On Tuesday, March 15, 2022, the Sunshine Protection Bill of 2021 passed the Senate by a unanimous voice vote.
The bill would make Daylight Savings Time, which is currently in effect from March 13, 2022, to November 6, 2022, permanent.
Daylight Savings Time, or DST, is a clock shift one hour forward in the interest of longer days and a better use of sunlight.
Supporters of the Sunshine Protection Act claim it would bring brighter evenings, stimulate economic activity and encourage Americans to go outside.
However, the bill has its fair share of opposition, too, especially in Wisconsin, where the sun would not rise until after 8 a.m. about 80 days of the year under this new legislation.
Many have raised concerns on this point, saying that this would worsen driving conditions and cause more roadway accidents. It would force school kids to walk or catch a bus to school in the dark.
DST was initially implemented in part to lower energy usage, but findings by the Bureau of Economic Research indicate that it actually increases it by one percent.
Regardless, the bill does have some upsides.
It is estimated that teenagers lose around two and a half hours of sleep when the DST clock change occurs, which can increase mental health problems and cause the onset of SAD, seasonal affective disorder.
In addition, the American College of Cardiology states that there is a 25% increase in heart attacks on the Monday after DST goes into effect.
The American Academy of Neurology says that, in those 65 and older, there is a 20% increase in ischemic strokes in the two days following.
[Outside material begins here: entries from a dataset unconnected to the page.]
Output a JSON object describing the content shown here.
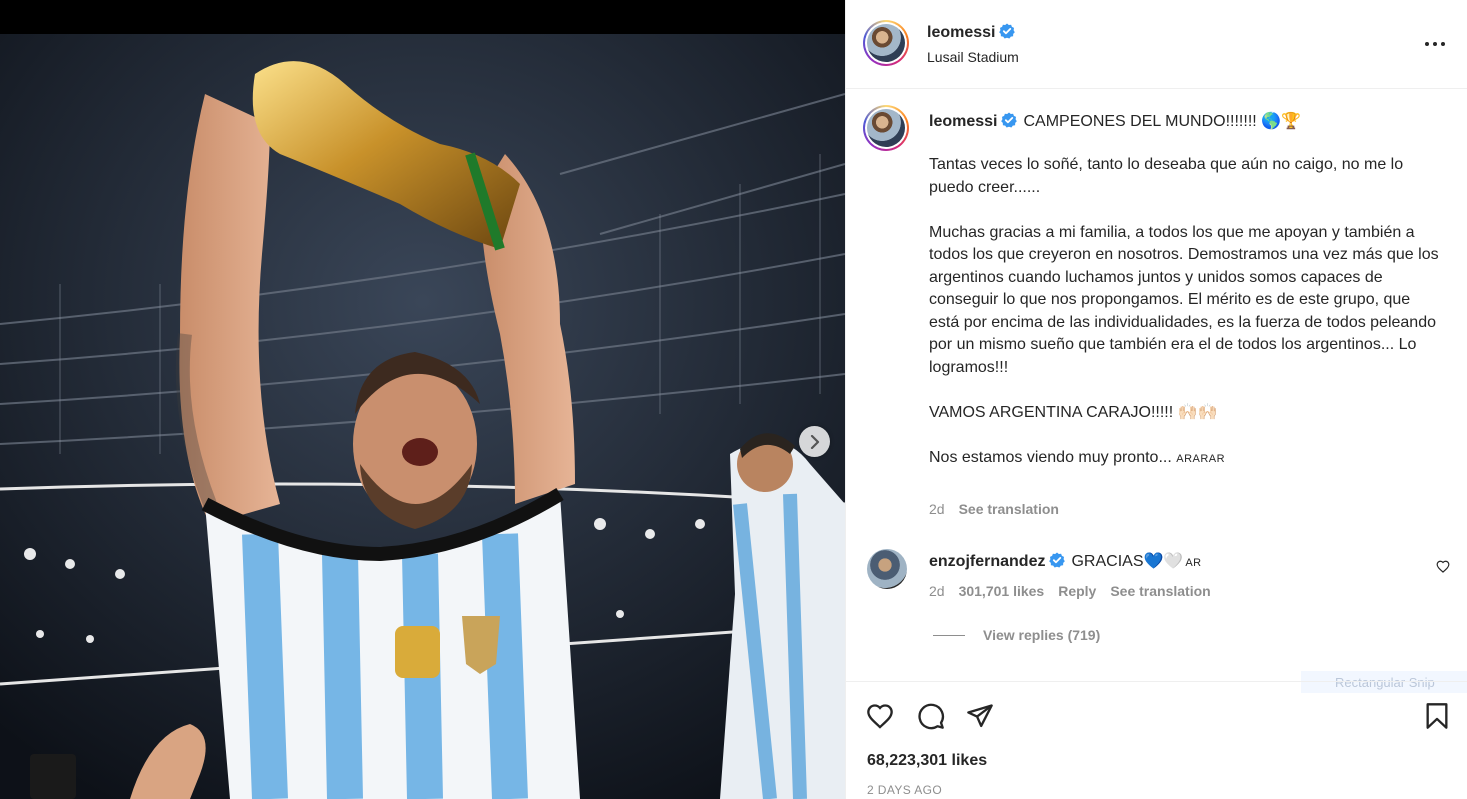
{
  "post": {
    "username": "leomessi",
    "location": "Lusail Stadium"
  },
  "caption": {
    "username": "leomessi",
    "headline": "CAMPEONES DEL MUNDO!!!!!!! 🌎🏆",
    "paragraphs": [
      "Tantas veces lo soñé, tanto lo deseaba que aún no caigo, no me lo puedo creer......",
      "Muchas gracias a mi familia, a todos los que me apoyan y también a todos los que creyeron en nosotros. Demostramos una vez más que los argentinos cuando luchamos juntos y unidos somos capaces de conseguir lo que nos propongamos. El mérito es de este grupo, que está por encima de las individualidades, es la fuerza de todos peleando por un mismo sueño que también era el de todos los argentinos... Lo logramos!!!",
      "VAMOS ARGENTINA CARAJO!!!!! 🙌🏻🙌🏻"
    ],
    "closing": "Nos estamos viendo muy pronto...",
    "closing_tag": "ARARAR",
    "age": "2d",
    "see_translation": "See translation"
  },
  "comment": {
    "username": "enzojfernandez",
    "text": "GRACIAS💙🤍",
    "tag": "AR",
    "age": "2d",
    "likes": "301,701 likes",
    "reply": "Reply",
    "see_translation": "See translation",
    "view_replies": "View replies (719)"
  },
  "snip_label": "Rectangular Snip",
  "footer": {
    "likes": "68,223,301 likes",
    "timestamp": "2 DAYS AGO"
  },
  "colors": {
    "verified": "#3897f0",
    "secondary_text": "#8e8e8e",
    "primary_text": "#262626"
  },
  "icons": [
    "verified-badge-icon",
    "more-options-icon",
    "chevron-right-icon",
    "heart-icon",
    "comment-icon",
    "share-icon",
    "bookmark-icon"
  ]
}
By eliminating the clock change, advocates claim, we could improve upon the health of adults, teenagers and the elderly.
But that argument is countered by the other medical experts who state that DST creates Circadian misalignment, as well as cortisol and melatonin disruptions that create a mismatch in timing between our biological rhythms and the outside world.
Teenagers and adolescents, in particular, have a delay in the brain’s natural signal that helps them fall asleep, which is worsened by extended evening light of daylight saving time.
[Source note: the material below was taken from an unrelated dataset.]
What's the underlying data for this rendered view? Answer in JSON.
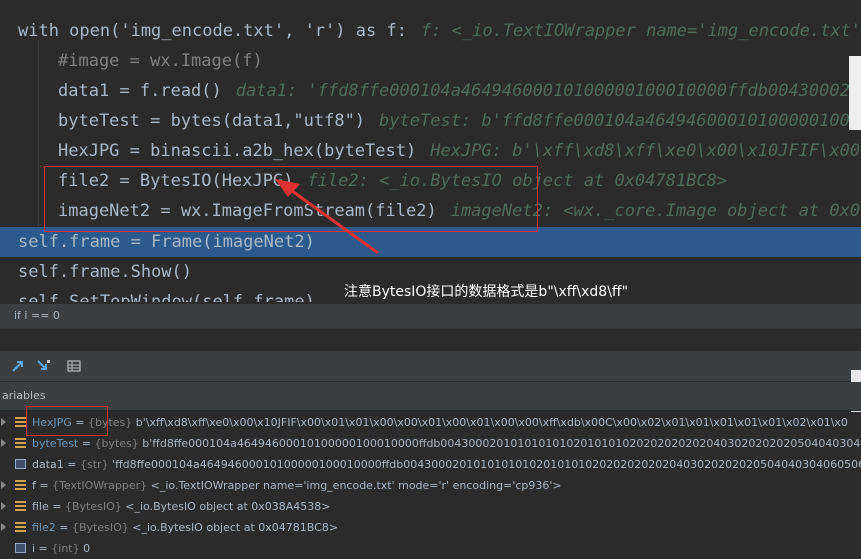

Standard time is better aligned to the timing of our daily work, school or sleep routines, some say.
“It most closely approximates natural light, with the sun directly overhead at or near noon,” says Vanderbilt University neurology professor Beth Ann Marlow.
Over the last four years, 18 states have passed laws in favor of a year-round time system; however, they would need Congress’ approval to be enacted.
It is important to think critically about this and every bill; it would still need to pass the House and be signed by President Joe Biden to become law, but it has caused many to re-evaluate the current system of time.
This article originally appeared in The Tritonian.